§ Interface dataset entries
+===+

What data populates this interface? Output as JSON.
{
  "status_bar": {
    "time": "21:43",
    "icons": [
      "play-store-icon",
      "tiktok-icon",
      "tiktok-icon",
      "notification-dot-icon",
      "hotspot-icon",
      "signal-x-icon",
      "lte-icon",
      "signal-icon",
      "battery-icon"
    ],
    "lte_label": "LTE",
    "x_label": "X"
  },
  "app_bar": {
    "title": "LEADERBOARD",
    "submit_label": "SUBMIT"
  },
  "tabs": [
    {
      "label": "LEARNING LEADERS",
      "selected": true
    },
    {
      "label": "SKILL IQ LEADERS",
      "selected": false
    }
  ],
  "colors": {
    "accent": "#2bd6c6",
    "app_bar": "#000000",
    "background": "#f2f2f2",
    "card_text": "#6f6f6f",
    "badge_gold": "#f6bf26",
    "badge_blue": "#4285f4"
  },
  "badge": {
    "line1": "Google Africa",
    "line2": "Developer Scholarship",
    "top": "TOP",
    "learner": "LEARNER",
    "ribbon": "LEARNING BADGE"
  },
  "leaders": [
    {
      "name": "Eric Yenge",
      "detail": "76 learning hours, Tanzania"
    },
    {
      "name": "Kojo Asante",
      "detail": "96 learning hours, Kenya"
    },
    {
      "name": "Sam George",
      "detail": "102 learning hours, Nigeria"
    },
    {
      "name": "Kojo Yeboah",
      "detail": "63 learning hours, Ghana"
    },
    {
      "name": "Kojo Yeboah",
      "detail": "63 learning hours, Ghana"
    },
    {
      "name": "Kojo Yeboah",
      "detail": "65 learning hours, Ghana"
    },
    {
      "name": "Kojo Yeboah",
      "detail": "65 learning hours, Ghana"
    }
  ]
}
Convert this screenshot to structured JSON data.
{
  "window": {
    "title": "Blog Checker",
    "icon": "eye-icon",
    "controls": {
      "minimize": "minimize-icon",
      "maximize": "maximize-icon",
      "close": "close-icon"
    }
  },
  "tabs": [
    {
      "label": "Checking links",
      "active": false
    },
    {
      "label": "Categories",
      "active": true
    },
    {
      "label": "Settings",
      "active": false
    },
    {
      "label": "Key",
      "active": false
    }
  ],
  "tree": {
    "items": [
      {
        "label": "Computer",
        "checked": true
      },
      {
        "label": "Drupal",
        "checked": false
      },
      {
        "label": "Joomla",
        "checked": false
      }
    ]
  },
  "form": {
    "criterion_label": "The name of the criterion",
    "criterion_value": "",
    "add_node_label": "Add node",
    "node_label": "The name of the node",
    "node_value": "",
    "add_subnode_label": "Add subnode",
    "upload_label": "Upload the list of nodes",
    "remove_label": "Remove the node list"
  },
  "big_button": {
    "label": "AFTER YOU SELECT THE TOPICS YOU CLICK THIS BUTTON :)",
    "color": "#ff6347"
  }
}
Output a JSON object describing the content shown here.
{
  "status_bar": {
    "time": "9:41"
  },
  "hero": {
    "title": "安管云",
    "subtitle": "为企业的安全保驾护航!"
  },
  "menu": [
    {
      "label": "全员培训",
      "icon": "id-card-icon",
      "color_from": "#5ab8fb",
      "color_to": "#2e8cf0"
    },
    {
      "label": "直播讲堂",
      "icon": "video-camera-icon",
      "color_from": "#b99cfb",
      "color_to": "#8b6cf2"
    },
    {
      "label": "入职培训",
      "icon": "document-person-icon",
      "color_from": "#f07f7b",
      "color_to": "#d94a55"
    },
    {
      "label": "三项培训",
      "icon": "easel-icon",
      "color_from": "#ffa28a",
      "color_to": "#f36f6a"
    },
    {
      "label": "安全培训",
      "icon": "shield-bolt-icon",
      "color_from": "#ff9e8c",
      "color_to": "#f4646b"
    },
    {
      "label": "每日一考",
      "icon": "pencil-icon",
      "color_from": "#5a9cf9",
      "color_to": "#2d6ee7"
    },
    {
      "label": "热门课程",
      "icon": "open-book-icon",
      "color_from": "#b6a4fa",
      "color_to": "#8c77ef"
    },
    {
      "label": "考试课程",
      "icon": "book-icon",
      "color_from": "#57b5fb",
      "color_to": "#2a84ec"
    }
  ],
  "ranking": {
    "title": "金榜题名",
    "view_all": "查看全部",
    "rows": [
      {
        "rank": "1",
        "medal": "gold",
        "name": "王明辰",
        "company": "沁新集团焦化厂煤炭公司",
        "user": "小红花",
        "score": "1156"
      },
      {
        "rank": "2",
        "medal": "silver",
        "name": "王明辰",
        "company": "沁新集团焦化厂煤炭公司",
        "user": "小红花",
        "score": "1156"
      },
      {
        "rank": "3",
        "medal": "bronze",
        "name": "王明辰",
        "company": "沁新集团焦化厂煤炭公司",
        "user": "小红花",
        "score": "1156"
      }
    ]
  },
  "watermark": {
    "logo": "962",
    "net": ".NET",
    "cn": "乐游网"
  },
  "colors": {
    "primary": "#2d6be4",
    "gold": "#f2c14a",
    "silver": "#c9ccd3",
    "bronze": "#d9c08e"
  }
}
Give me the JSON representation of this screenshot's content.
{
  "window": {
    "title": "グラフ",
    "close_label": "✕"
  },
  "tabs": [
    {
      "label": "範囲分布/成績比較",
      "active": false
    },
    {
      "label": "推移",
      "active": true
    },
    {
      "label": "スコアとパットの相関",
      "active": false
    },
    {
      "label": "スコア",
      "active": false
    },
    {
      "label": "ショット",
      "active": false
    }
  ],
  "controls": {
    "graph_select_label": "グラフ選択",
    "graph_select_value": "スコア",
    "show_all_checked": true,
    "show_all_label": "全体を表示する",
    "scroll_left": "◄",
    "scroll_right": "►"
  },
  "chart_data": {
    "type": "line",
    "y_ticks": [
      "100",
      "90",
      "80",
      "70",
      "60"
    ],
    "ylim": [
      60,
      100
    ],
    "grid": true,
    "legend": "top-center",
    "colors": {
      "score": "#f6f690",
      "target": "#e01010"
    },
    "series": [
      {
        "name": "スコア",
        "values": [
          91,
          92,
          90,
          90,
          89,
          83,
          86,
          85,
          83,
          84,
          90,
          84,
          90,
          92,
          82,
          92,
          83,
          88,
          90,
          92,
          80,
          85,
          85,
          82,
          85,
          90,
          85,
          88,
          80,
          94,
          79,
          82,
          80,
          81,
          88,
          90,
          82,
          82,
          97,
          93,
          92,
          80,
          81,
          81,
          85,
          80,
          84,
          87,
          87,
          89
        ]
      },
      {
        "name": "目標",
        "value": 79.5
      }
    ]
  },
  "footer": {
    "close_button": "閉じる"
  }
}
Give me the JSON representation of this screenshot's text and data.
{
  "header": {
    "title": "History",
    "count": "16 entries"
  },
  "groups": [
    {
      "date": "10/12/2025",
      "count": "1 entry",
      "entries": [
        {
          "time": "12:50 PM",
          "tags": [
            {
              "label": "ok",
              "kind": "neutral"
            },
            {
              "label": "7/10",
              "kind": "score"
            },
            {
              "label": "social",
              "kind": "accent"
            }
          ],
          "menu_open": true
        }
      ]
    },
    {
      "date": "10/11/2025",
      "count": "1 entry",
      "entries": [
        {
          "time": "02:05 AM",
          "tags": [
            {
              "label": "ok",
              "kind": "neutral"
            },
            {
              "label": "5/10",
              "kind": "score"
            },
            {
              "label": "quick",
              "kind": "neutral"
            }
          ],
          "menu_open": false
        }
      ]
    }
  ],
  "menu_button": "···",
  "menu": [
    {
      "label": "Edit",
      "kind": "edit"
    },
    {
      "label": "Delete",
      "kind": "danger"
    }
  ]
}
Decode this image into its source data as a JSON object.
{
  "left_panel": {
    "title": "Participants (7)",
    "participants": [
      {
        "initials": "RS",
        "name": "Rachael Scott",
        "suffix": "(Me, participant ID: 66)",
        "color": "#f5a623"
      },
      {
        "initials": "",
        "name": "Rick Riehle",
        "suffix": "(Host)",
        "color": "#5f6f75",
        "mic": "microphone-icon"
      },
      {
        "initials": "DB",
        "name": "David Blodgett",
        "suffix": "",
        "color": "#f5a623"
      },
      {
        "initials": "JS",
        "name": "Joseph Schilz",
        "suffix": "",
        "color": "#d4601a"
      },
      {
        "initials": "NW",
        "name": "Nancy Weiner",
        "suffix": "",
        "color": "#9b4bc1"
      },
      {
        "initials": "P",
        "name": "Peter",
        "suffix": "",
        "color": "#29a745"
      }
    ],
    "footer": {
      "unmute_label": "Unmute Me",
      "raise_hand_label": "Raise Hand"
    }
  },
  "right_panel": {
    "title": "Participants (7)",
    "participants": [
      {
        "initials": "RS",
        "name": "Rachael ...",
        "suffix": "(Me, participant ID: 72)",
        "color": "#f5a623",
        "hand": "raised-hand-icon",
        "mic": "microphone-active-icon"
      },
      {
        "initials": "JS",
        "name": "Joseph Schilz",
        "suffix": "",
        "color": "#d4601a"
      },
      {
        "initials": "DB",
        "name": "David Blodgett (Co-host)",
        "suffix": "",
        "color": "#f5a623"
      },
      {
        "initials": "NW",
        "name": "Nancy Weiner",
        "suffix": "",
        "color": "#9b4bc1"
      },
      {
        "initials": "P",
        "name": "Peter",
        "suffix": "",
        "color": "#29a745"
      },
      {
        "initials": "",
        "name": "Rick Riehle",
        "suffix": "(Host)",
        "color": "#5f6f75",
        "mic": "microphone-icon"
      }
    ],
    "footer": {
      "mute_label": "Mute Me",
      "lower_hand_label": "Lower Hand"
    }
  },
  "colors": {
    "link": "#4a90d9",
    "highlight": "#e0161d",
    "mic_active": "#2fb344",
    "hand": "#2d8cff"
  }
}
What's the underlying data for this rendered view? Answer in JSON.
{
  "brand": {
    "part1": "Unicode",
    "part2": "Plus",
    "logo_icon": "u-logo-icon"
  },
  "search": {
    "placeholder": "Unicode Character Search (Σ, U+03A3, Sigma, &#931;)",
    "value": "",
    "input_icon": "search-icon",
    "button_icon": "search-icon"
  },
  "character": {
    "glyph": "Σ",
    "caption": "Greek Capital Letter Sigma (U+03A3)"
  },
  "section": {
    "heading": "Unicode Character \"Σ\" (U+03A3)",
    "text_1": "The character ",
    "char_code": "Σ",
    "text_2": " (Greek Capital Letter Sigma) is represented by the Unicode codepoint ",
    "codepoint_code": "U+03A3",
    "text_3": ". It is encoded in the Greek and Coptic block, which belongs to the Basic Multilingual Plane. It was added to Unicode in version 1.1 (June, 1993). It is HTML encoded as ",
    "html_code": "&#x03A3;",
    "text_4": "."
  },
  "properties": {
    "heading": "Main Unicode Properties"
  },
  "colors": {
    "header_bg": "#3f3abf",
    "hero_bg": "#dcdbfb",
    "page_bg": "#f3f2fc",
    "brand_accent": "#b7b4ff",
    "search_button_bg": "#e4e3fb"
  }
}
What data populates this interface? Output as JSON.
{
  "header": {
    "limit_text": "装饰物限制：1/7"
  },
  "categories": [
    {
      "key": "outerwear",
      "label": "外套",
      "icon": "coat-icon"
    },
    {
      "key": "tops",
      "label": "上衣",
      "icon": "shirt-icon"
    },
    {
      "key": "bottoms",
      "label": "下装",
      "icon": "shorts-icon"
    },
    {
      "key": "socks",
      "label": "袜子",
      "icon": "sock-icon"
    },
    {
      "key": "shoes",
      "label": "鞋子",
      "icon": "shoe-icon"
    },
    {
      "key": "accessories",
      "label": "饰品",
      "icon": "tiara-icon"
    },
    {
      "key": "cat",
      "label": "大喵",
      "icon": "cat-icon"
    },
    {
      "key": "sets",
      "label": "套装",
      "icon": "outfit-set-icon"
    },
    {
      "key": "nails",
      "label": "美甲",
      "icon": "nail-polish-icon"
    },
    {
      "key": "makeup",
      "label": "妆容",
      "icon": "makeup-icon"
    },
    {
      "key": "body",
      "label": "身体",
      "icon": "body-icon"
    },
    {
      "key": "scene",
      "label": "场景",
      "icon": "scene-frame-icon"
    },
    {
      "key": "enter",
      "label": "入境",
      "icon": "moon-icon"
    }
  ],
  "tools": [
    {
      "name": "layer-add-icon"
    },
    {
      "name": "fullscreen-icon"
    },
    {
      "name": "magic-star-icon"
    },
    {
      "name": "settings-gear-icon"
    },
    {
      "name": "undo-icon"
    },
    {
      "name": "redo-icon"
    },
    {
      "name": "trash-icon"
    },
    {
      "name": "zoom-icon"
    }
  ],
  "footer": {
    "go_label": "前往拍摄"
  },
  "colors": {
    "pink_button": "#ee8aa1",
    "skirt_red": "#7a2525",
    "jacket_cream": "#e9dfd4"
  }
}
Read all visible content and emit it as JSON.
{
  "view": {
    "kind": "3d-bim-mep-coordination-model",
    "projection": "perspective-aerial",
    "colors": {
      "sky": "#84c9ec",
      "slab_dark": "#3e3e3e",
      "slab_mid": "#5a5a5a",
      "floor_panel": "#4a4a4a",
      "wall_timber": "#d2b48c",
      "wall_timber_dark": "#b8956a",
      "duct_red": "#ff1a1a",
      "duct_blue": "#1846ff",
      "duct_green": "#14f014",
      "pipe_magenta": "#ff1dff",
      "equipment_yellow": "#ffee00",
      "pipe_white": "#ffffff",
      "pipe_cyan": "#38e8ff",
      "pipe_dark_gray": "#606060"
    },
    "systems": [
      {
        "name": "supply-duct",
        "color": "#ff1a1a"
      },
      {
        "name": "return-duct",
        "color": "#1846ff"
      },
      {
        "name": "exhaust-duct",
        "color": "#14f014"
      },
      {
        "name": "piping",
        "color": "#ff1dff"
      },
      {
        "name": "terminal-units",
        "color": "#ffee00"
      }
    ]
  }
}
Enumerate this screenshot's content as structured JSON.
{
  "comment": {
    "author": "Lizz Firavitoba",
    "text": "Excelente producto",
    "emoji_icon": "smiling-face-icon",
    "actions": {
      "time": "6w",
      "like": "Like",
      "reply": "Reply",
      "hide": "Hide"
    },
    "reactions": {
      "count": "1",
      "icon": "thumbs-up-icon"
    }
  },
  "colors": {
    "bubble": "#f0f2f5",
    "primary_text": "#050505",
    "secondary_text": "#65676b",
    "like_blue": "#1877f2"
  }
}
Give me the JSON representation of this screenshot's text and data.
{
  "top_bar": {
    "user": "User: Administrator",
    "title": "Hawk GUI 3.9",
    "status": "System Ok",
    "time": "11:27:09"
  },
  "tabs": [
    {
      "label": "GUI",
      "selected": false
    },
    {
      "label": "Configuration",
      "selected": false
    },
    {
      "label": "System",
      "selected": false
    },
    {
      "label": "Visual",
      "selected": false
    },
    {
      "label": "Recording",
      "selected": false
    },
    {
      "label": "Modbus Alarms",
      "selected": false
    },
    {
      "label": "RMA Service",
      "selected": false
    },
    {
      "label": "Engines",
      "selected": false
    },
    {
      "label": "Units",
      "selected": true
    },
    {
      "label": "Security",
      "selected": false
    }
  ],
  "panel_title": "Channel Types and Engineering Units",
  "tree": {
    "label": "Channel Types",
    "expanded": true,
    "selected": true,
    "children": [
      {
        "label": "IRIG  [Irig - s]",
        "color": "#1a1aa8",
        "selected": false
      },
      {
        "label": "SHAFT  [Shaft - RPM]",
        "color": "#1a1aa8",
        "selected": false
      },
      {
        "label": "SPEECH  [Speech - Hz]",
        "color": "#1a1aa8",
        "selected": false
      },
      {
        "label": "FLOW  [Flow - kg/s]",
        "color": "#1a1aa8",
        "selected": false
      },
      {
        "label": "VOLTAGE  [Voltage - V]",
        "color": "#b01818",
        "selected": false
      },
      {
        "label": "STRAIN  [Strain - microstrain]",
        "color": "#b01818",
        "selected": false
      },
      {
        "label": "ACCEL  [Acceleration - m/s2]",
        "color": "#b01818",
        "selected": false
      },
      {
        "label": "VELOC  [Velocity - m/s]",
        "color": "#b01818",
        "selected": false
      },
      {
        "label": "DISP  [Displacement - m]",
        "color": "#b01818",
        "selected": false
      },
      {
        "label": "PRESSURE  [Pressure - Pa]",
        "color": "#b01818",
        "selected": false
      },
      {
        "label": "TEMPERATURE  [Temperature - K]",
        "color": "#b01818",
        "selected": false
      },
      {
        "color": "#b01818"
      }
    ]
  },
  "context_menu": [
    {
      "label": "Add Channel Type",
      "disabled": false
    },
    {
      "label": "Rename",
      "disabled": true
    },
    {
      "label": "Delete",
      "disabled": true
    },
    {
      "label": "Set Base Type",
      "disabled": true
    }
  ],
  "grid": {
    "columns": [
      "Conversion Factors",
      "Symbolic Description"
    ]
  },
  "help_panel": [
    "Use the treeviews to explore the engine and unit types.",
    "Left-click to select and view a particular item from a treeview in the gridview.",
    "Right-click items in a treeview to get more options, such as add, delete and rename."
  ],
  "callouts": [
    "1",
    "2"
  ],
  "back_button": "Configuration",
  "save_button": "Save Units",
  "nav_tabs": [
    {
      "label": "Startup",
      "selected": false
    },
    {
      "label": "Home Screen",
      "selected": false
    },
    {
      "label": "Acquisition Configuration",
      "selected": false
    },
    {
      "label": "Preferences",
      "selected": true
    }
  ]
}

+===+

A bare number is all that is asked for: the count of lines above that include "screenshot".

5